You may have tried Ajitsuke Nori before if you have stayed at Ryokan (旅館), as the Japanese hotel/inn typically serves it at breakfast with a warm bowl of white rice.
But how about the kelp seaweed version, Ajitsuke Kombu (味付昆布: seasoned kelp)?
Ajitsuke Kombu (味付昆布)
I have never seen it served at Ryokan, but Ajitsuke Kombu is available in some supermarkets in Japan, alongside Ajitsuke Nori, and their usage is almost the same.

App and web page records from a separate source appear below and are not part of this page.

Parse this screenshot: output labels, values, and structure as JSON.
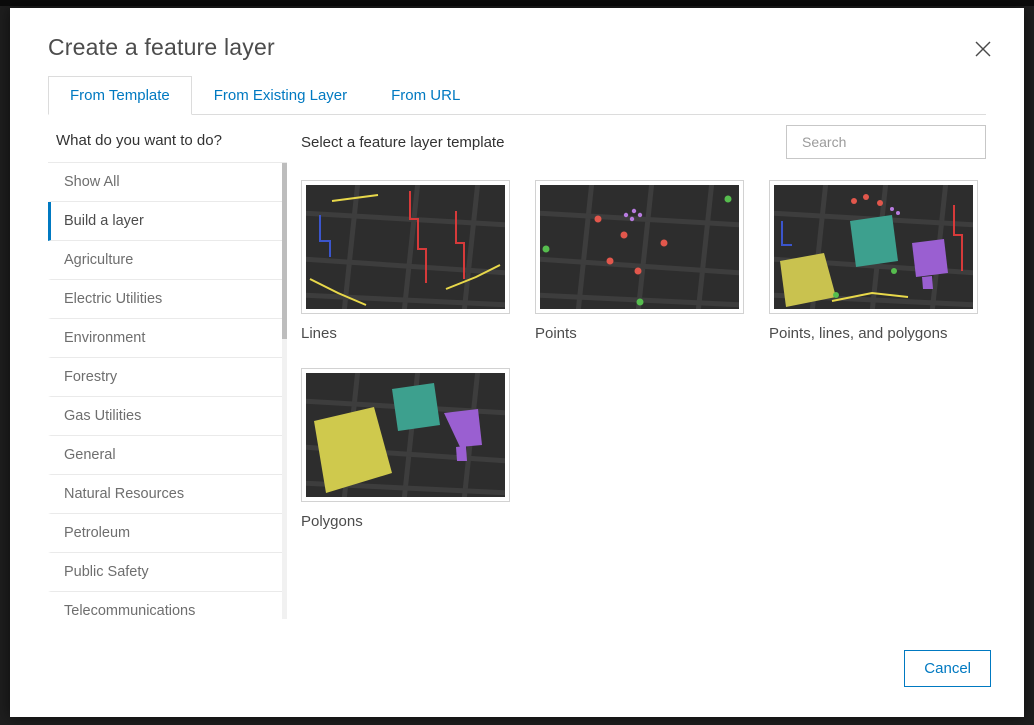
{
  "colors": {
    "accent_blue": "#0079c1",
    "title_gray": "#4c4c4c"
  },
  "dialog": {
    "title": "Create a feature layer"
  },
  "tabs": [
    {
      "label": "From Template",
      "active": true
    },
    {
      "label": "From Existing Layer",
      "active": false
    },
    {
      "label": "From URL",
      "active": false
    }
  ],
  "sidebar": {
    "heading": "What do you want to do?",
    "selected_index": 1,
    "items": [
      "Show All",
      "Build a layer",
      "Agriculture",
      "Electric Utilities",
      "Environment",
      "Forestry",
      "Gas Utilities",
      "General",
      "Natural Resources",
      "Petroleum",
      "Public Safety",
      "Telecommunications"
    ]
  },
  "main": {
    "heading": "Select a feature layer template",
    "search": {
      "placeholder": "Search",
      "value": ""
    },
    "templates": [
      {
        "label": "Lines"
      },
      {
        "label": "Points"
      },
      {
        "label": "Points, lines, and polygons"
      },
      {
        "label": "Polygons"
      }
    ]
  },
  "footer": {
    "cancel_label": "Cancel"
  },
  "icons": [
    "search-icon",
    "close-icon"
  ]
}
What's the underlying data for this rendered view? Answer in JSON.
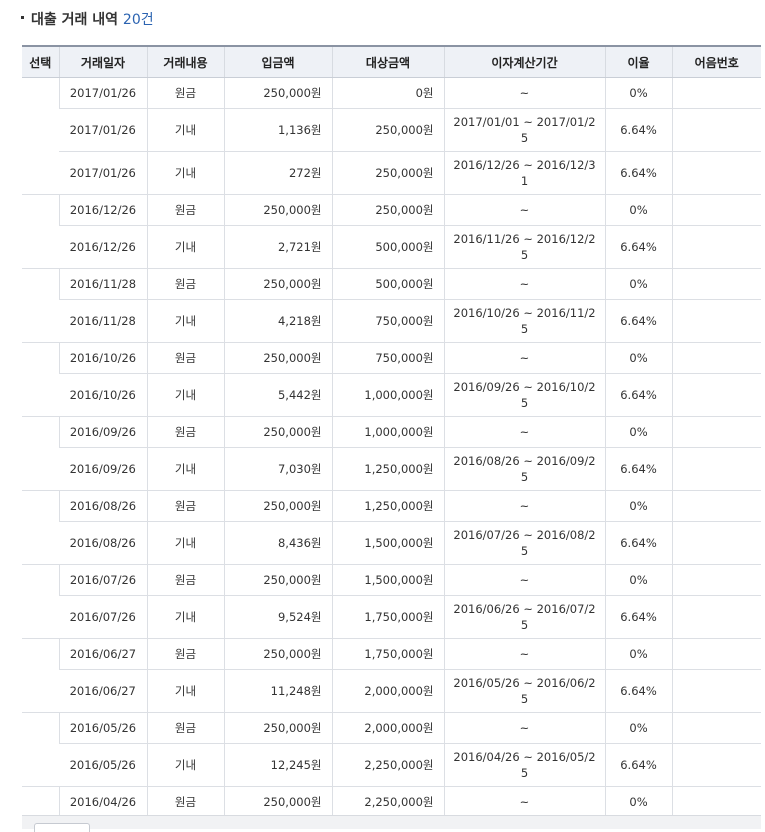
{
  "section": {
    "title": "대출 거래 내역",
    "count": "20건"
  },
  "columns": [
    "선택",
    "거래일자",
    "거래내용",
    "입금액",
    "대상금액",
    "이자계산기간",
    "이율",
    "어음번호"
  ],
  "groups": [
    {
      "rows": [
        {
          "date": "2017/01/26",
          "type": "원금",
          "deposit": "250,000원",
          "target": "0원",
          "period": "~",
          "rate": "0%",
          "note": ""
        },
        {
          "date": "2017/01/26",
          "type": "기내",
          "deposit": "1,136원",
          "target": "250,000원",
          "period": "2017/01/01 ~ 2017/01/25",
          "rate": "6.64%",
          "note": ""
        },
        {
          "date": "2017/01/26",
          "type": "기내",
          "deposit": "272원",
          "target": "250,000원",
          "period": "2016/12/26 ~ 2016/12/31",
          "rate": "6.64%",
          "note": ""
        }
      ]
    },
    {
      "rows": [
        {
          "date": "2016/12/26",
          "type": "원금",
          "deposit": "250,000원",
          "target": "250,000원",
          "period": "~",
          "rate": "0%",
          "note": ""
        },
        {
          "date": "2016/12/26",
          "type": "기내",
          "deposit": "2,721원",
          "target": "500,000원",
          "period": "2016/11/26 ~ 2016/12/25",
          "rate": "6.64%",
          "note": ""
        }
      ]
    },
    {
      "rows": [
        {
          "date": "2016/11/28",
          "type": "원금",
          "deposit": "250,000원",
          "target": "500,000원",
          "period": "~",
          "rate": "0%",
          "note": ""
        },
        {
          "date": "2016/11/28",
          "type": "기내",
          "deposit": "4,218원",
          "target": "750,000원",
          "period": "2016/10/26 ~ 2016/11/25",
          "rate": "6.64%",
          "note": ""
        }
      ]
    },
    {
      "rows": [
        {
          "date": "2016/10/26",
          "type": "원금",
          "deposit": "250,000원",
          "target": "750,000원",
          "period": "~",
          "rate": "0%",
          "note": ""
        },
        {
          "date": "2016/10/26",
          "type": "기내",
          "deposit": "5,442원",
          "target": "1,000,000원",
          "period": "2016/09/26 ~ 2016/10/25",
          "rate": "6.64%",
          "note": ""
        }
      ]
    },
    {
      "rows": [
        {
          "date": "2016/09/26",
          "type": "원금",
          "deposit": "250,000원",
          "target": "1,000,000원",
          "period": "~",
          "rate": "0%",
          "note": ""
        },
        {
          "date": "2016/09/26",
          "type": "기내",
          "deposit": "7,030원",
          "target": "1,250,000원",
          "period": "2016/08/26 ~ 2016/09/25",
          "rate": "6.64%",
          "note": ""
        }
      ]
    },
    {
      "rows": [
        {
          "date": "2016/08/26",
          "type": "원금",
          "deposit": "250,000원",
          "target": "1,250,000원",
          "period": "~",
          "rate": "0%",
          "note": ""
        },
        {
          "date": "2016/08/26",
          "type": "기내",
          "deposit": "8,436원",
          "target": "1,500,000원",
          "period": "2016/07/26 ~ 2016/08/25",
          "rate": "6.64%",
          "note": ""
        }
      ]
    },
    {
      "rows": [
        {
          "date": "2016/07/26",
          "type": "원금",
          "deposit": "250,000원",
          "target": "1,500,000원",
          "period": "~",
          "rate": "0%",
          "note": ""
        },
        {
          "date": "2016/07/26",
          "type": "기내",
          "deposit": "9,524원",
          "target": "1,750,000원",
          "period": "2016/06/26 ~ 2016/07/25",
          "rate": "6.64%",
          "note": ""
        }
      ]
    },
    {
      "rows": [
        {
          "date": "2016/06/27",
          "type": "원금",
          "deposit": "250,000원",
          "target": "1,750,000원",
          "period": "~",
          "rate": "0%",
          "note": ""
        },
        {
          "date": "2016/06/27",
          "type": "기내",
          "deposit": "11,248원",
          "target": "2,000,000원",
          "period": "2016/05/26 ~ 2016/06/25",
          "rate": "6.64%",
          "note": ""
        }
      ]
    },
    {
      "rows": [
        {
          "date": "2016/05/26",
          "type": "원금",
          "deposit": "250,000원",
          "target": "2,000,000원",
          "period": "~",
          "rate": "0%",
          "note": ""
        },
        {
          "date": "2016/05/26",
          "type": "기내",
          "deposit": "12,245원",
          "target": "2,250,000원",
          "period": "2016/04/26 ~ 2016/05/25",
          "rate": "6.64%",
          "note": ""
        }
      ]
    },
    {
      "rows": [
        {
          "date": "2016/04/26",
          "type": "원금",
          "deposit": "250,000원",
          "target": "2,250,000원",
          "period": "~",
          "rate": "0%",
          "note": ""
        }
      ]
    }
  ]
}
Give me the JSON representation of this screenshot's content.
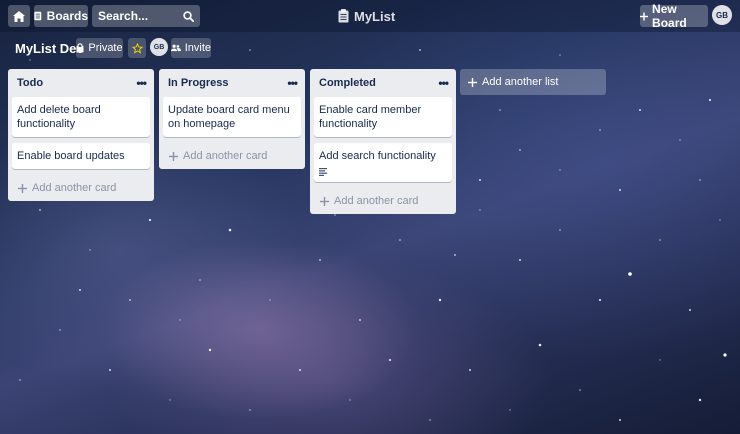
{
  "header": {
    "boards_label": "Boards",
    "search_placeholder": "Search...",
    "app_title": "MyList",
    "new_board_label": "New Board",
    "user_initials": "GB"
  },
  "board": {
    "title": "MyList Dev",
    "visibility_label": "Private",
    "member_initials": "GB",
    "invite_label": "Invite"
  },
  "lists": [
    {
      "title": "Todo",
      "cards": [
        "Add delete board functionality",
        "Enable board updates"
      ],
      "add_card_label": "Add another card"
    },
    {
      "title": "In Progress",
      "cards": [
        "Update board card menu on homepage"
      ],
      "add_card_label": "Add another card"
    },
    {
      "title": "Completed",
      "cards": [
        "Enable card member functionality",
        "Add search functionality"
      ],
      "add_card_label": "Add another card"
    }
  ],
  "add_list_label": "Add another list",
  "icons": [
    "home-icon",
    "board-icon",
    "search-icon",
    "clipboard-icon",
    "plus-icon",
    "lock-icon",
    "star-icon",
    "people-icon",
    "more-icon",
    "description-icon"
  ],
  "colors": {
    "list_bg": "#ebecf0",
    "card_bg": "#ffffff",
    "text": "#172b4d",
    "muted": "#8a93a6"
  }
}
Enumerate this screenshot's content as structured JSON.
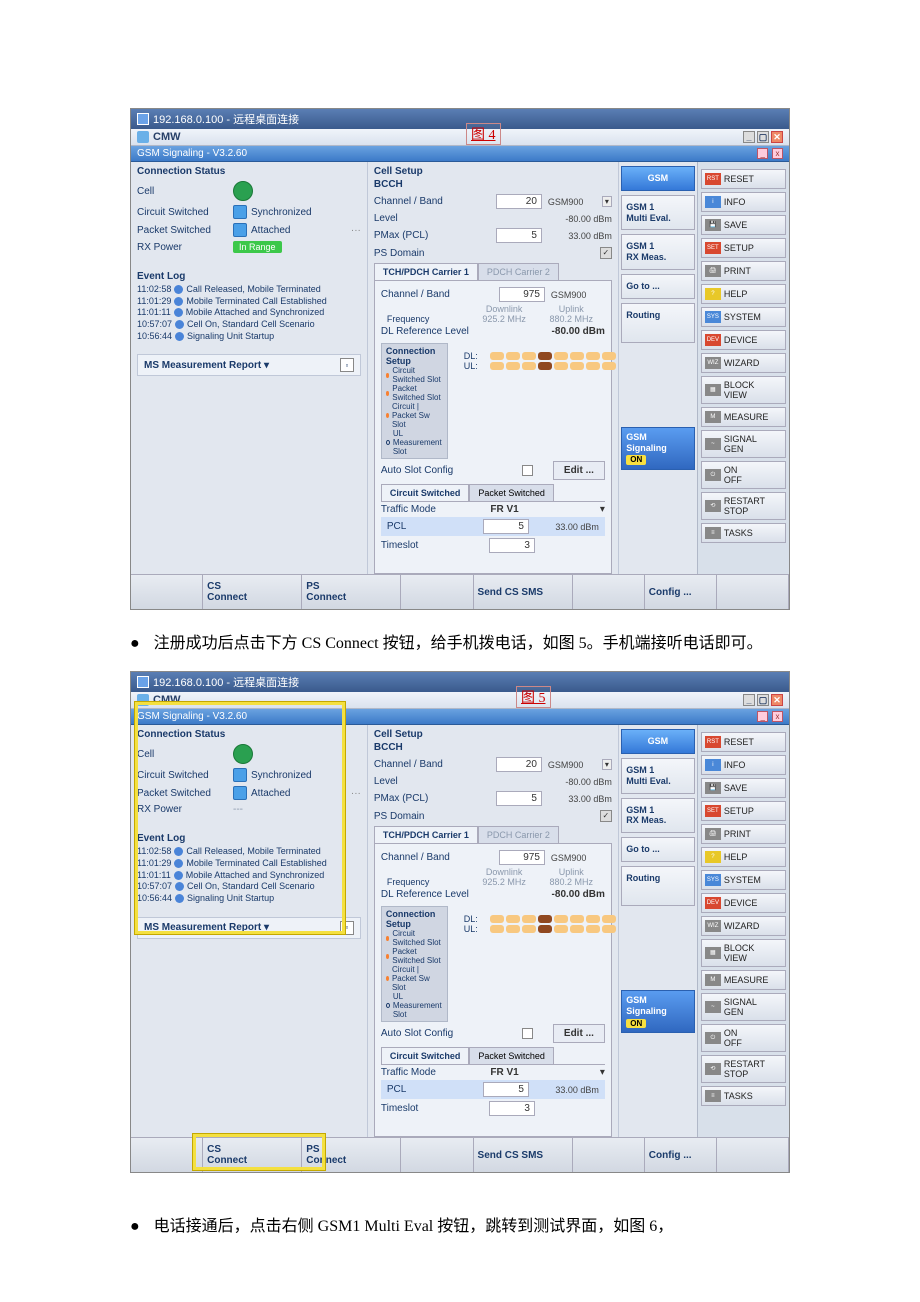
{
  "doc": {
    "caption1": "图 4",
    "caption2": "图 5",
    "instruction1_bullet": "●",
    "instruction1_text": "注册成功后点击下方 CS Connect 按钮，给手机拨电话，如图 5。手机端接听电话即可。",
    "instruction2_bullet": "●",
    "instruction2_text": "电话接通后，点击右侧 GSM1 Multi Eval 按钮，跳转到测试界面，如图 6，"
  },
  "remote_title": "192.168.0.100 - 远程桌面连接",
  "cmw_title": "CMW",
  "sig_title": "GSM Signaling  - V3.2.60",
  "conn_status_title": "Connection Status",
  "cell_label": "Cell",
  "circuit_switched": {
    "label": "Circuit Switched",
    "value": "Synchronized"
  },
  "packet_switched": {
    "label": "Packet Switched",
    "value": "Attached"
  },
  "rx_power": {
    "label": "RX Power",
    "value": "In Range",
    "value2": "---"
  },
  "event_log_title": "Event Log",
  "events": [
    {
      "time": "11:02:58",
      "msg": "Call Released, Mobile Terminated"
    },
    {
      "time": "11:01:29",
      "msg": "Mobile Terminated Call Established"
    },
    {
      "time": "11:01:11",
      "msg": "Mobile Attached and Synchronized"
    },
    {
      "time": "10:57:07",
      "msg": "Cell On, Standard Cell Scenario"
    },
    {
      "time": "10:56:44",
      "msg": "Signaling Unit Startup"
    }
  ],
  "ms_report": {
    "label": "MS Measurement Report ▾"
  },
  "cell_setup": {
    "title": "Cell Setup",
    "bcch": "BCCH",
    "channel_band_label": "Channel / Band",
    "channel_band_val": "20",
    "channel_band_unit": "GSM900",
    "level_label": "Level",
    "level_val": "-80.00",
    "level_unit": "dBm",
    "pmax_label": "PMax (PCL)",
    "pmax_val": "5",
    "pmax_unit": "33.00  dBm",
    "ps_domain_label": "PS Domain"
  },
  "tabs": {
    "tch": "TCH/PDCH Carrier 1",
    "pdch": "PDCH Carrier 2"
  },
  "carrier": {
    "channel_band_label": "Channel / Band",
    "channel_band_val": "975",
    "channel_band_unit": "GSM900",
    "dl_label": "Downlink",
    "ul_label": "Uplink",
    "freq_label": "Frequency",
    "freq_dl": "925.2  MHz",
    "freq_ul": "880.2  MHz",
    "dl_ref_label": "DL Reference Level",
    "dl_ref_val": "-80.00  dBm"
  },
  "conn_setup": {
    "title": "Connection Setup",
    "line1": "Circuit Switched Slot",
    "line2": "Packet Switched Slot",
    "line3": "Circuit | Packet Sw Slot",
    "line4": "UL Measurement Slot",
    "dl_label": "DL:",
    "ul_label": "UL:"
  },
  "auto_slot": {
    "label": "Auto Slot Config",
    "edit": "Edit ..."
  },
  "tabs2": {
    "cs": "Circuit Switched",
    "ps": "Packet Switched"
  },
  "traffic_mode": {
    "label": "Traffic Mode",
    "val": "FR V1"
  },
  "pcl": {
    "label": "PCL",
    "val": "5",
    "unit": "33.00  dBm"
  },
  "timeslot": {
    "label": "Timeslot",
    "val": "3"
  },
  "side": {
    "gsm": "GSM",
    "gsm1_multi": "GSM 1\nMulti Eval.",
    "gsm1_rx": "GSM 1\nRX Meas.",
    "goto": "Go to ...",
    "routing": "Routing",
    "signaling": "GSM\nSignaling",
    "on": "ON",
    "config": "Config ..."
  },
  "right_buttons": {
    "reset": "RESET",
    "info": "INFO",
    "save": "SAVE",
    "setup": "SETUP",
    "print": "PRINT",
    "help": "HELP",
    "system": "SYSTEM",
    "device": "DEVICE",
    "wizard": "WIZARD",
    "block": "BLOCK\nVIEW",
    "measure": "MEASURE",
    "signal": "SIGNAL\nGEN",
    "onoff": "ON\nOFF",
    "restart": "RESTART\nSTOP",
    "tasks": "TASKS"
  },
  "bottom": {
    "cs_connect": "CS\nConnect",
    "ps_connect": "PS\nConnect",
    "send_sms": "Send CS SMS"
  }
}
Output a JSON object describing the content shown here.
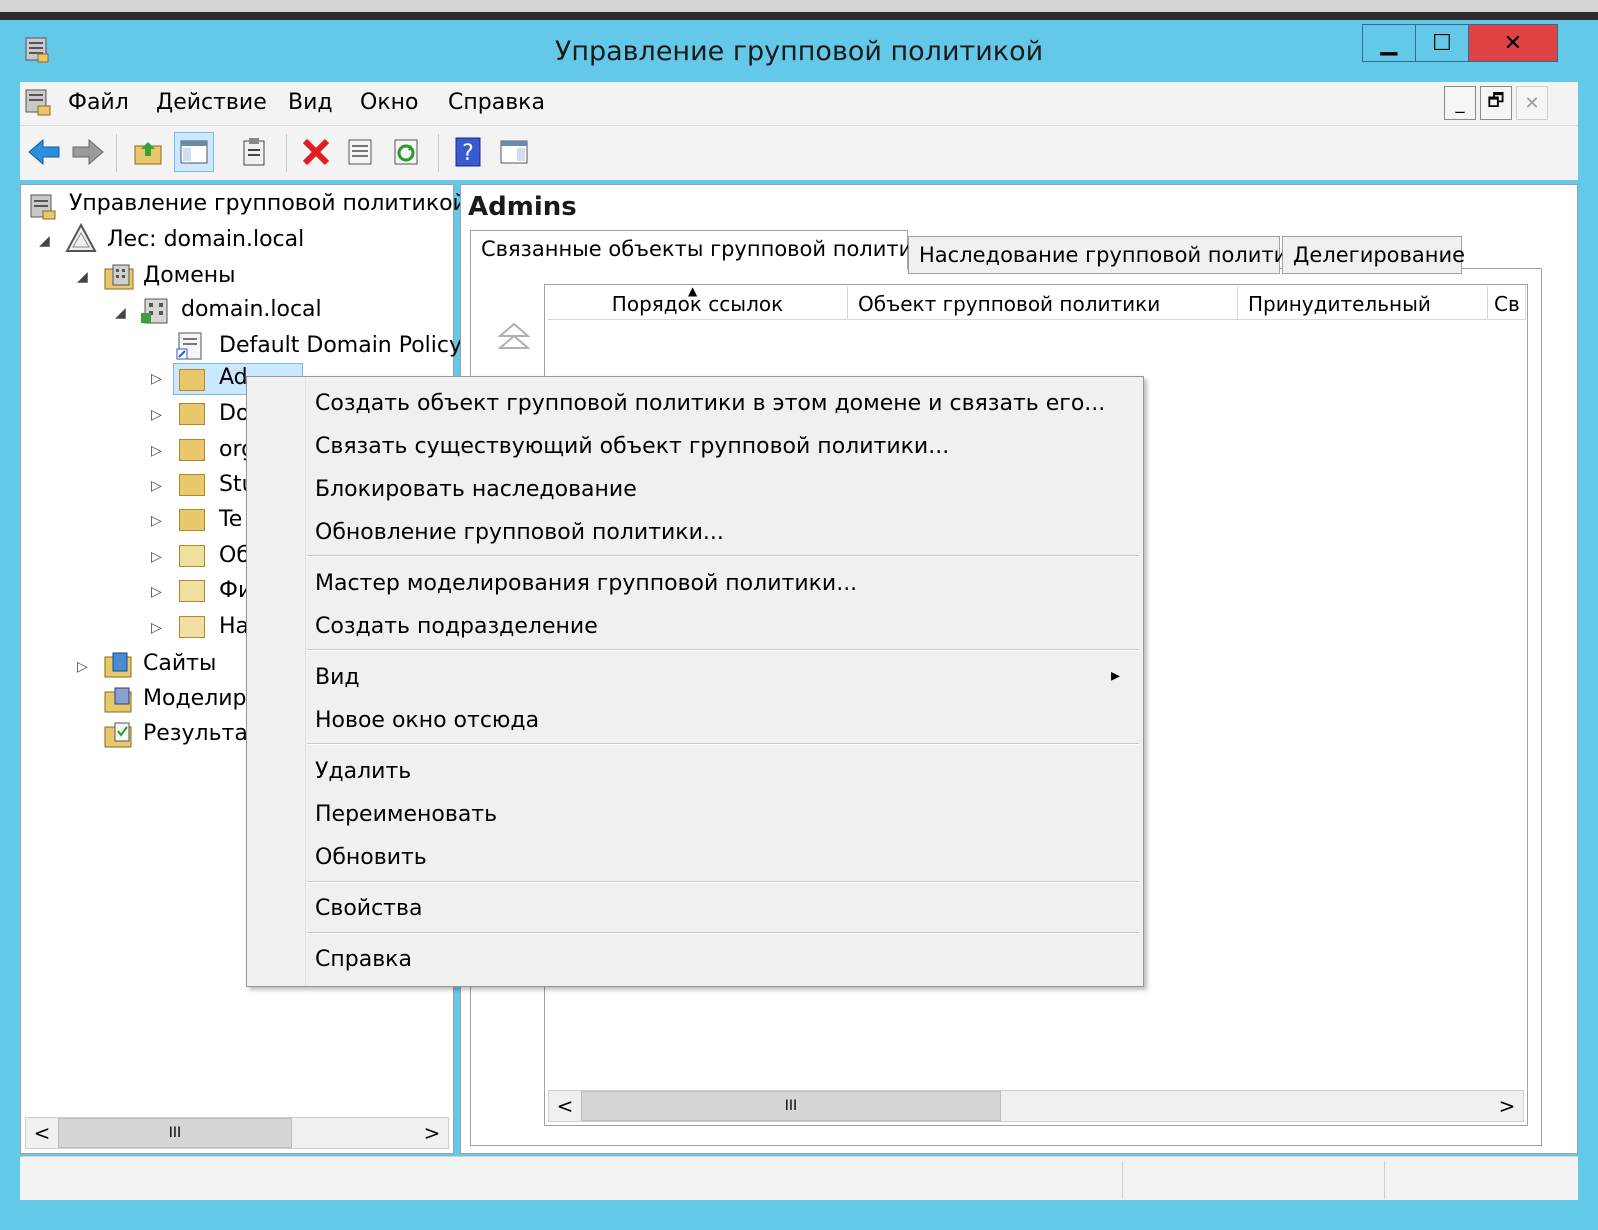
{
  "window": {
    "title": "Управление групповой политикой"
  },
  "caption_buttons": {
    "minimize": "▁",
    "maximize": "☐",
    "close": "✕"
  },
  "menubar": {
    "items": [
      "Файл",
      "Действие",
      "Вид",
      "Окно",
      "Справка"
    ]
  },
  "mdi_buttons": {
    "minimize": "_",
    "restore": "🗗",
    "close": "✕"
  },
  "tree": {
    "root": "Управление групповой политикой",
    "forest": "Лес: domain.local",
    "domains": "Домены",
    "domain": "domain.local",
    "default_policy": "Default Domain Policy",
    "ous": [
      "Ad",
      "Do",
      "org",
      "Stu",
      "Te",
      "Об",
      "Фи",
      "На"
    ],
    "sites": "Сайты",
    "modeling": "Моделир",
    "results": "Результат"
  },
  "right": {
    "heading": "Admins",
    "tabs": [
      "Связанные объекты групповой политики",
      "Наследование групповой политики",
      "Делегирование"
    ],
    "columns": [
      "Порядок ссылок",
      "Объект групповой политики",
      "Принудительный",
      "Св"
    ]
  },
  "scrollbar": {
    "grip": "III",
    "left": "<",
    "right": ">"
  },
  "context_menu": {
    "items": [
      "Создать объект групповой политики в этом домене и связать его...",
      "Связать существующий объект групповой политики...",
      "Блокировать наследование",
      "Обновление групповой политики...",
      "Мастер моделирования групповой политики...",
      "Создать подразделение",
      "Вид",
      "Новое окно отсюда",
      "Удалить",
      "Переименовать",
      "Обновить",
      "Свойства",
      "Справка"
    ],
    "submenu_arrow": "▸"
  },
  "colors": {
    "titlebar": "#64c8e8",
    "close_button": "#e04343",
    "selection": "#cce8ff"
  }
}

The appearance of the dry kelp seaweed sheet is like a sheet of wood, and its texture is crisper than the Nori version, a bit reminiscent of Oshaburi Kombu.
Like Ajitsuke Nori, these kelp seaweed sheets are pre-seasoned mainly with soy sauce and sugar, and we commonly eat them with plain white rice and use them as a wrapper for Onigiri.
Texture-wise, Ajitsuke Kombu is pretty crisp compared to Ajitsuke Nori, but the more you chew, the more umami comes out and the tastier it becomes!
Kombu (from Hokkaido), Brewed vinegar, Katsuobushi bonito extract, Sugar, Soy sauce (including Soybean and Wheat), Protein hydrolysate, Mirin sweet cooking rice wine, Salt, Gelatin, Seasoning (including Amino acid), Spice extract, Sweetener (Acesulfame K)
|– Dietary fiber